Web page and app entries
⁂
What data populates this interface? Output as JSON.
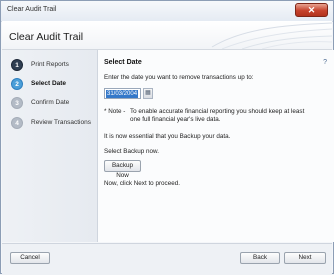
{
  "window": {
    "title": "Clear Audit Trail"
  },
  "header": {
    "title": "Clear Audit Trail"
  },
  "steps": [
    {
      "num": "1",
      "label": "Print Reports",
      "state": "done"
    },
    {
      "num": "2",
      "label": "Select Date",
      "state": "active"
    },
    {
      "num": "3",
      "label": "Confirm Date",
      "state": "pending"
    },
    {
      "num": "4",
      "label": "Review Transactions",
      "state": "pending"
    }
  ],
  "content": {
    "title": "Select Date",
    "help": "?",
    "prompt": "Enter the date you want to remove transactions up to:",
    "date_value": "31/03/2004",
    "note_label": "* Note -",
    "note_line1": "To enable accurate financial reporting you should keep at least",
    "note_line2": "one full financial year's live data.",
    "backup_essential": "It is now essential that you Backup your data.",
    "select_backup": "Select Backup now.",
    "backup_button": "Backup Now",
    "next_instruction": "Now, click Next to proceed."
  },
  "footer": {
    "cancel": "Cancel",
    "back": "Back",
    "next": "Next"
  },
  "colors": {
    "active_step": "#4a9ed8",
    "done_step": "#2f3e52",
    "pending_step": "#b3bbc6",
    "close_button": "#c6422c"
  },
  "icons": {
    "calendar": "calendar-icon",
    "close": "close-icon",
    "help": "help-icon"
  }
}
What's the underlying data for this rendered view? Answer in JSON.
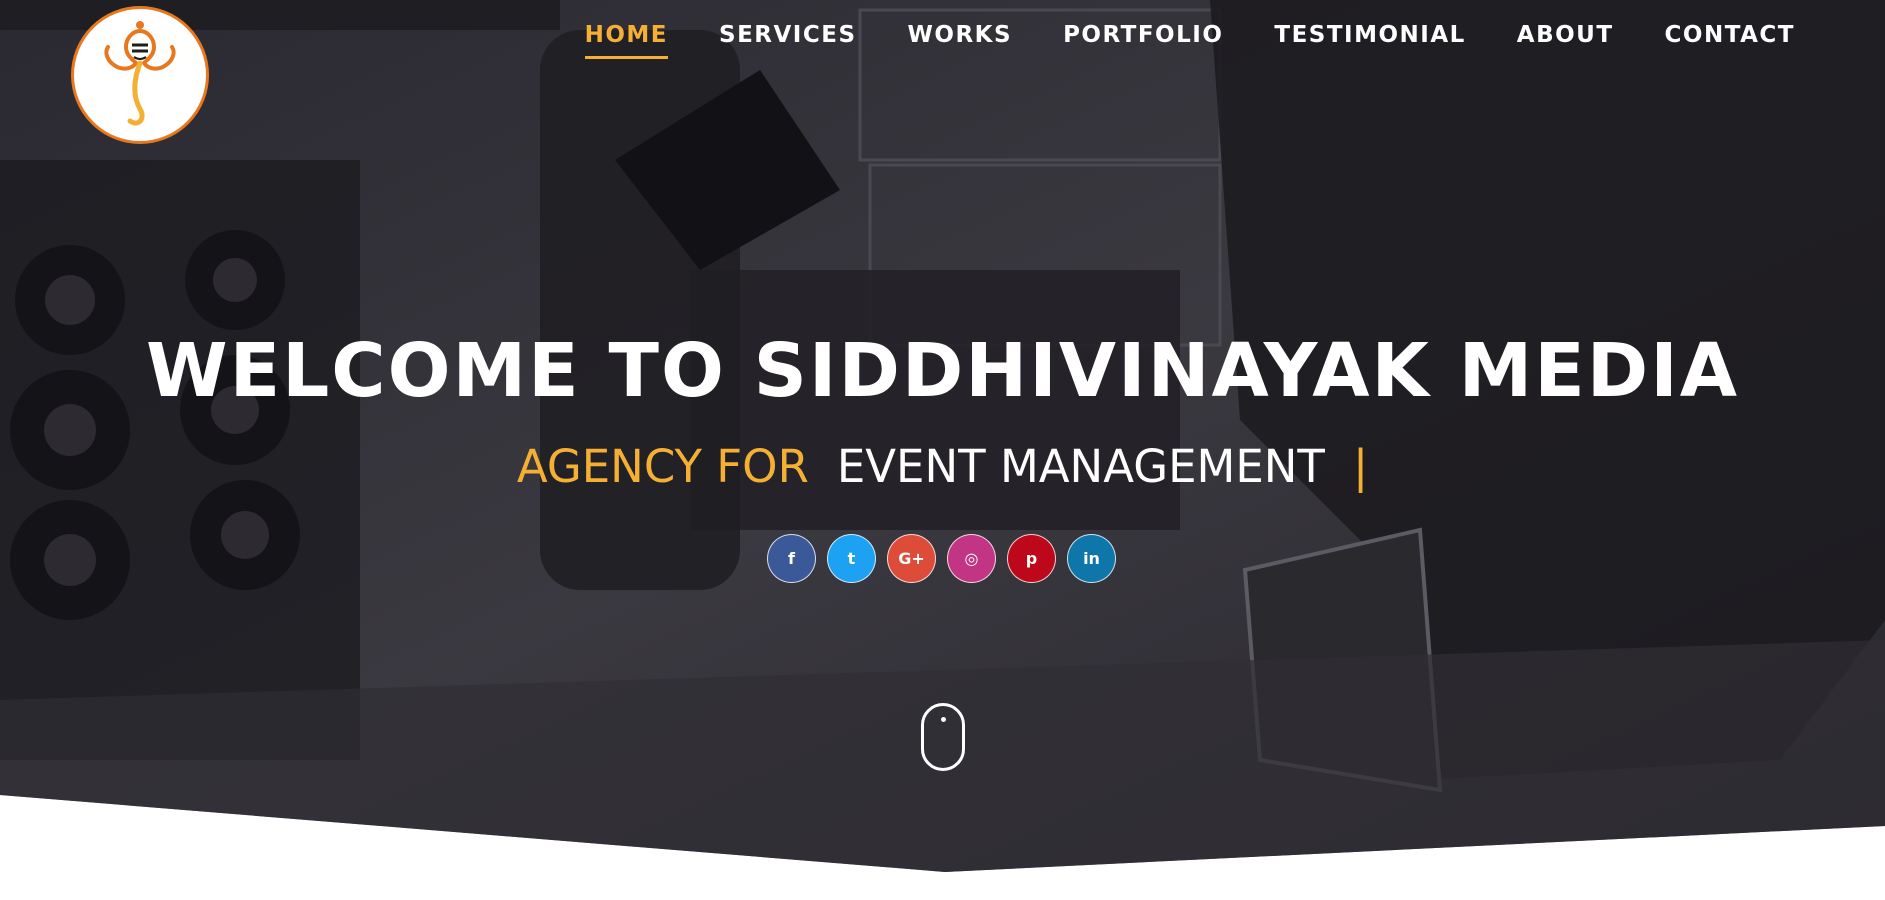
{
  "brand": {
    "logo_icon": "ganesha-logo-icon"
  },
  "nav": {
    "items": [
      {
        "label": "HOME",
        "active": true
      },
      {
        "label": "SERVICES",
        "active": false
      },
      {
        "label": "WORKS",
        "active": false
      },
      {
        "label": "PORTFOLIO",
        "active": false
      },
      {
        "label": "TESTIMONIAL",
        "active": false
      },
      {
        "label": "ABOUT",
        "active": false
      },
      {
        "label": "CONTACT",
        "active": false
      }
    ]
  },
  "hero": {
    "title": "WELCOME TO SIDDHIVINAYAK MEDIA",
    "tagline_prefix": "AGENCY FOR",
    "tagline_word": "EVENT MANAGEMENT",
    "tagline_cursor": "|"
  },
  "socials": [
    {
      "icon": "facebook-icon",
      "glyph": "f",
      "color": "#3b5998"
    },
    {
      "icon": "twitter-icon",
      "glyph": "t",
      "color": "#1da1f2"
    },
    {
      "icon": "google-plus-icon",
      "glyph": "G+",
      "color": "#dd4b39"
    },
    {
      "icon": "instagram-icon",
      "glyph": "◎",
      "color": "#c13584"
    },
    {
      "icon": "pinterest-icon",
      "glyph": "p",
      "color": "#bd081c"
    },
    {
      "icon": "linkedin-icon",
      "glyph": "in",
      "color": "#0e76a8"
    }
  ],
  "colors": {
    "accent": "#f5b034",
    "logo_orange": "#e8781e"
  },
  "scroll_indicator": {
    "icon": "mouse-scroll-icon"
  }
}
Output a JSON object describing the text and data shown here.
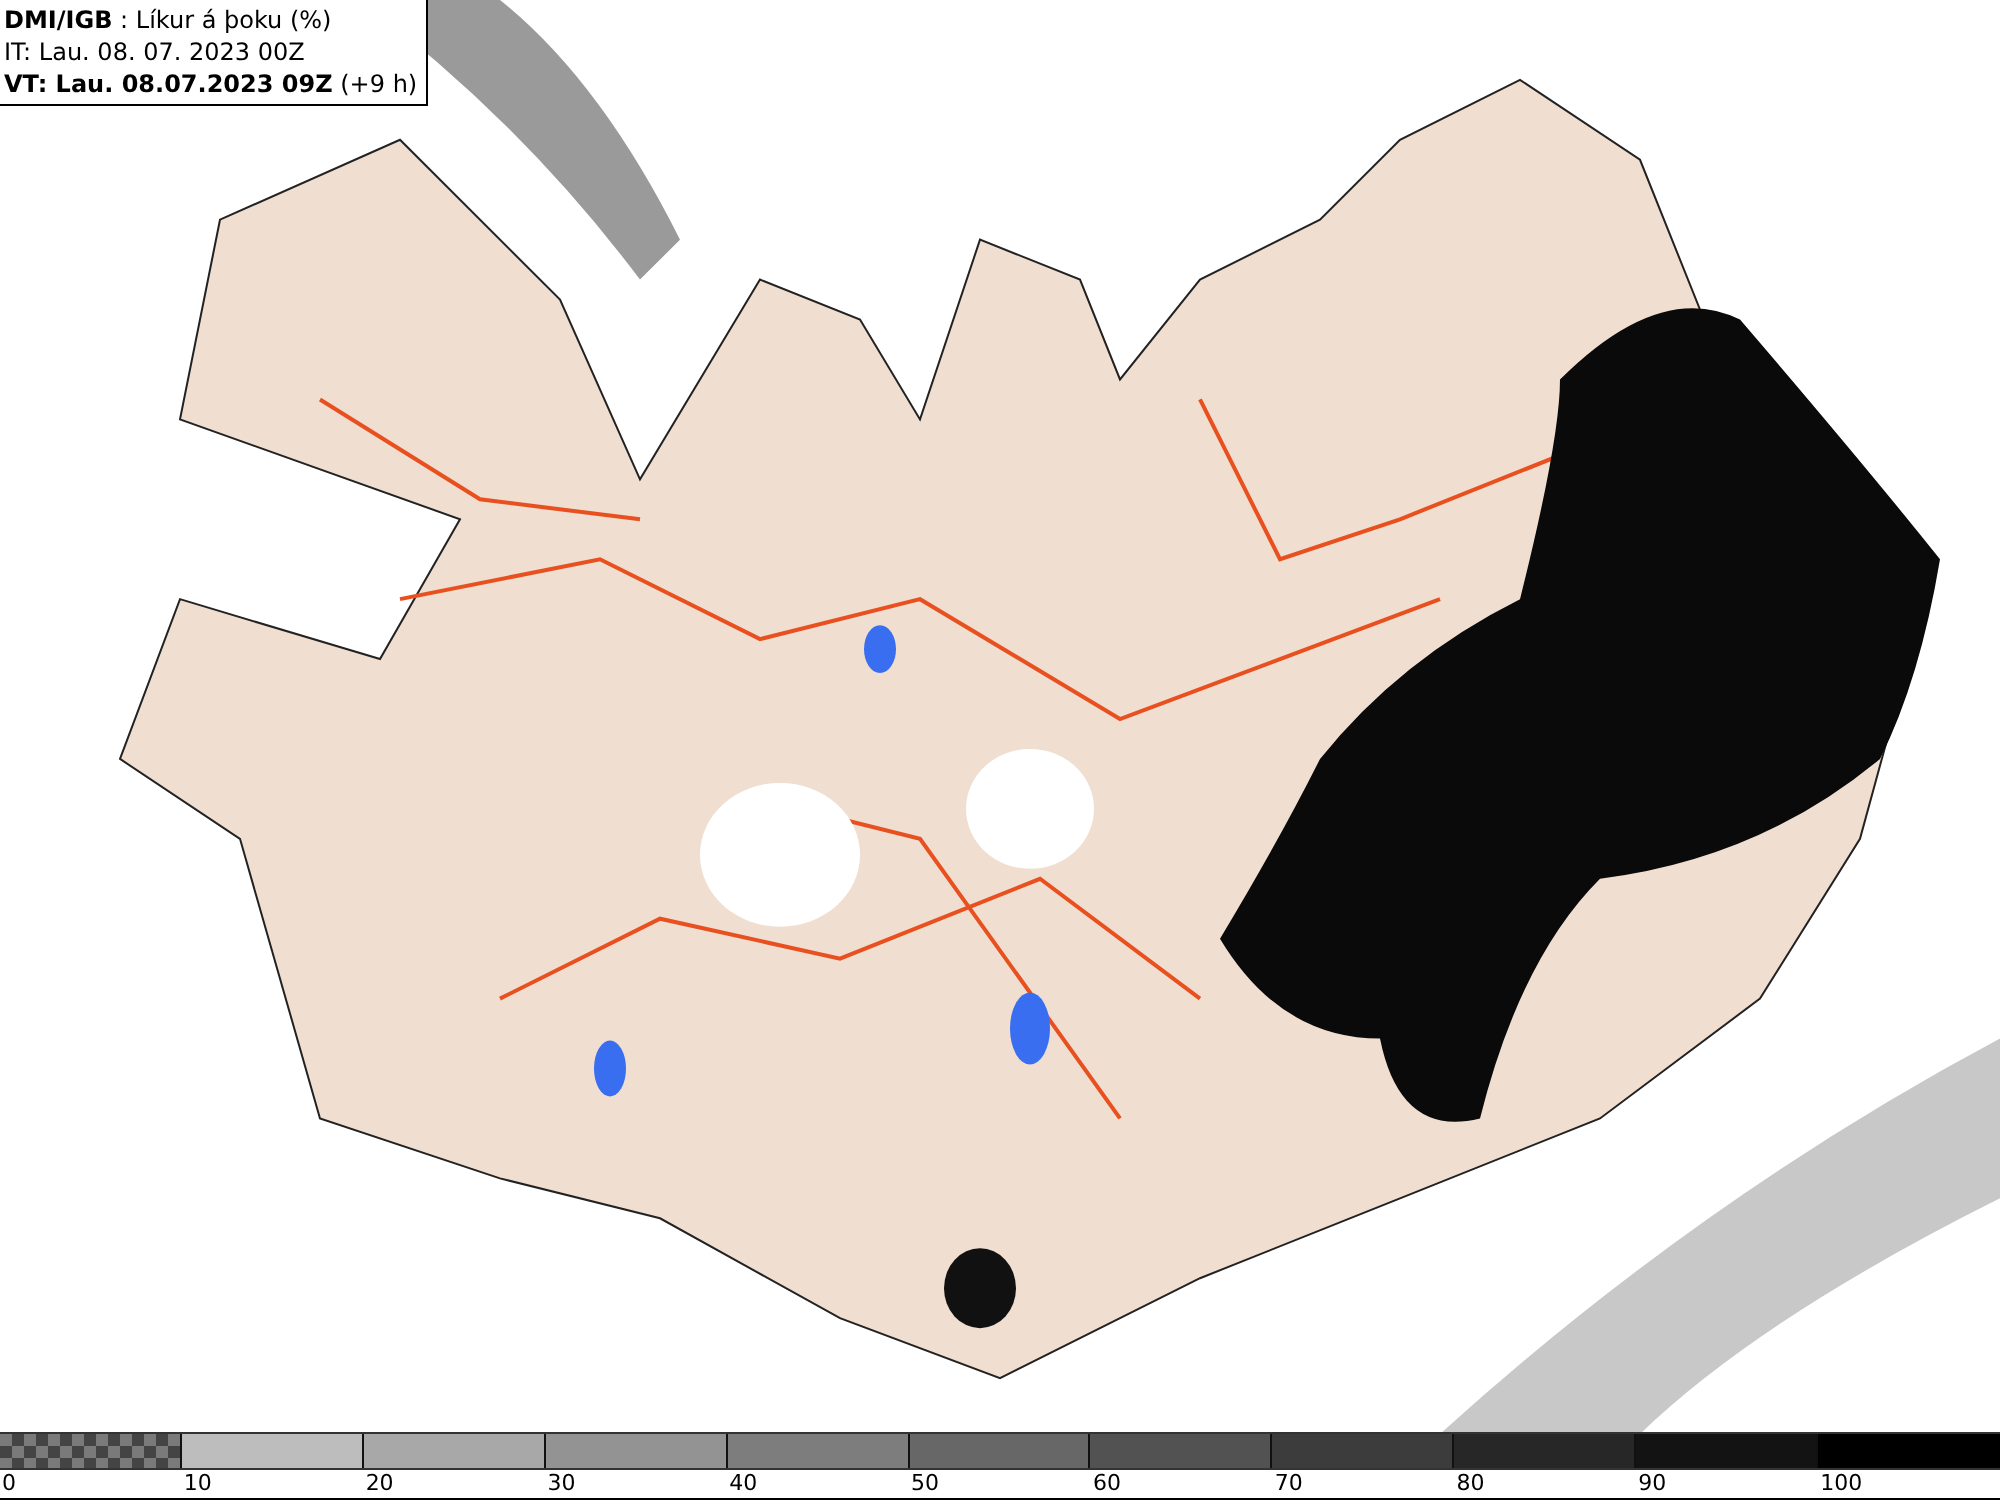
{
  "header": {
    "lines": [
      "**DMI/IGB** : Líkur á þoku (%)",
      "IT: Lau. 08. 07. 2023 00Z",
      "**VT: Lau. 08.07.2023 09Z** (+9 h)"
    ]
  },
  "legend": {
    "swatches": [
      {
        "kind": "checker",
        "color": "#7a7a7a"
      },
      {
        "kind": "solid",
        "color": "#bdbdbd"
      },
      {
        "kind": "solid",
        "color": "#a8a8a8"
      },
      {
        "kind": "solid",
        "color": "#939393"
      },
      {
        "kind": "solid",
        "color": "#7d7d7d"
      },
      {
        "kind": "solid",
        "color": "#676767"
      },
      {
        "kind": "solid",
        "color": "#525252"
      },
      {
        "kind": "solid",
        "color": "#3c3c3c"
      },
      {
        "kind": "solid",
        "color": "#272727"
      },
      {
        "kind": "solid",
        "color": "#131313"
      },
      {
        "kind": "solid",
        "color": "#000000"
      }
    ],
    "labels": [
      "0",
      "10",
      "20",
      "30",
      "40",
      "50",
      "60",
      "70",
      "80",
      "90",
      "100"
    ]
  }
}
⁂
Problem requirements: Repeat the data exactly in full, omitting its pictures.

Solved problem:
What data populates this interface? Output as JSON.
{
  "window": {
    "title": "Clear Audit Trail"
  },
  "header": {
    "title": "Clear Audit Trail"
  },
  "steps": [
    {
      "num": "1",
      "label": "Print Reports",
      "state": "done"
    },
    {
      "num": "2",
      "label": "Select Date",
      "state": "active"
    },
    {
      "num": "3",
      "label": "Confirm Date",
      "state": "pending"
    },
    {
      "num": "4",
      "label": "Review Transactions",
      "state": "pending"
    }
  ],
  "content": {
    "title": "Select Date",
    "help": "?",
    "prompt": "Enter the date you want to remove transactions up to:",
    "date_value": "31/03/2004",
    "note_label": "* Note -",
    "note_line1": "To enable accurate financial reporting you should keep at least",
    "note_line2": "one full financial year's live data.",
    "backup_essential": "It is now essential that you Backup your data.",
    "select_backup": "Select Backup now.",
    "backup_button": "Backup Now",
    "next_instruction": "Now, click Next to proceed."
  },
  "footer": {
    "cancel": "Cancel",
    "back": "Back",
    "next": "Next"
  },
  "colors": {
    "active_step": "#4a9ed8",
    "done_step": "#2f3e52",
    "pending_step": "#b3bbc6",
    "close_button": "#c6422c"
  },
  "icons": {
    "calendar": "calendar-icon",
    "close": "close-icon",
    "help": "help-icon"
  }
}
What's the underlying data for this rendered view? Answer in JSON.
{
  "brand": {
    "logo_icon": "ganesha-logo-icon"
  },
  "nav": {
    "items": [
      {
        "label": "HOME",
        "active": true
      },
      {
        "label": "SERVICES",
        "active": false
      },
      {
        "label": "WORKS",
        "active": false
      },
      {
        "label": "PORTFOLIO",
        "active": false
      },
      {
        "label": "TESTIMONIAL",
        "active": false
      },
      {
        "label": "ABOUT",
        "active": false
      },
      {
        "label": "CONTACT",
        "active": false
      }
    ]
  },
  "hero": {
    "title": "WELCOME TO SIDDHIVINAYAK MEDIA",
    "tagline_prefix": "AGENCY FOR",
    "tagline_word": "EVENT MANAGEMENT",
    "tagline_cursor": "|"
  },
  "socials": [
    {
      "icon": "facebook-icon",
      "glyph": "f",
      "color": "#3b5998"
    },
    {
      "icon": "twitter-icon",
      "glyph": "t",
      "color": "#1da1f2"
    },
    {
      "icon": "google-plus-icon",
      "glyph": "G+",
      "color": "#dd4b39"
    },
    {
      "icon": "instagram-icon",
      "glyph": "◎",
      "color": "#c13584"
    },
    {
      "icon": "pinterest-icon",
      "glyph": "p",
      "color": "#bd081c"
    },
    {
      "icon": "linkedin-icon",
      "glyph": "in",
      "color": "#0e76a8"
    }
  ],
  "colors": {
    "accent": "#f5b034",
    "logo_orange": "#e8781e"
  },
  "scroll_indicator": {
    "icon": "mouse-scroll-icon"
  }
}
Output a JSON object describing the text and data shown here.
{
  "header": {
    "lines": [
      "**DMI/IGB** : Líkur á þoku (%)",
      "IT: Lau. 08. 07. 2023 00Z",
      "**VT: Lau. 08.07.2023 09Z** (+9 h)"
    ]
  },
  "legend": {
    "swatches": [
      {
        "kind": "checker",
        "color": "#7a7a7a"
      },
      {
        "kind": "solid",
        "color": "#bdbdbd"
      },
      {
        "kind": "solid",
        "color": "#a8a8a8"
      },
      {
        "kind": "solid",
        "color": "#939393"
      },
      {
        "kind": "solid",
        "color": "#7d7d7d"
      },
      {
        "kind": "solid",
        "color": "#676767"
      },
      {
        "kind": "solid",
        "color": "#525252"
      },
      {
        "kind": "solid",
        "color": "#3c3c3c"
      },
      {
        "kind": "solid",
        "color": "#272727"
      },
      {
        "kind": "solid",
        "color": "#131313"
      },
      {
        "kind": "solid",
        "color": "#000000"
      }
    ],
    "labels": [
      "0",
      "10",
      "20",
      "30",
      "40",
      "50",
      "60",
      "70",
      "80",
      "90",
      "100"
    ]
  }
}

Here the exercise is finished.